→ **EXERCISE INSTRUCTIONS**
Would you set down the complete data below, exactly as shown?

→ **TASK INPUT**
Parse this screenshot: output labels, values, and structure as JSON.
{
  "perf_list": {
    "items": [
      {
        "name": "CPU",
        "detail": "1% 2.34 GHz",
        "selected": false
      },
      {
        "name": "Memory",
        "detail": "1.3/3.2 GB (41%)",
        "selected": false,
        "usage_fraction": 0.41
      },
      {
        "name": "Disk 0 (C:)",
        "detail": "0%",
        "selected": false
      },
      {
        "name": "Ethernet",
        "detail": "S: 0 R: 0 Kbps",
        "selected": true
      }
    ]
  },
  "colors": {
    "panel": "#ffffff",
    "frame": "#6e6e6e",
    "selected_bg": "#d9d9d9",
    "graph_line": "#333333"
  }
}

→ **TASK SOLUTION**
Parse this screenshot: output labels, values, and structure as JSON.
{
  "perf_list": {
    "items": [
      {
        "name": "CPU",
        "detail": "1% 2.34 GHz",
        "selected": false
      },
      {
        "name": "Memory",
        "detail": "1.3/3.2 GB (41%)",
        "selected": false,
        "usage_fraction": 0.41
      },
      {
        "name": "Disk 0 (C:)",
        "detail": "0%",
        "selected": false
      },
      {
        "name": "Ethernet",
        "detail": "S: 0 R: 0 Kbps",
        "selected": true
      }
    ]
  },
  "colors": {
    "panel": "#ffffff",
    "frame": "#6e6e6e",
    "selected_bg": "#d9d9d9",
    "graph_line": "#333333"
  }
}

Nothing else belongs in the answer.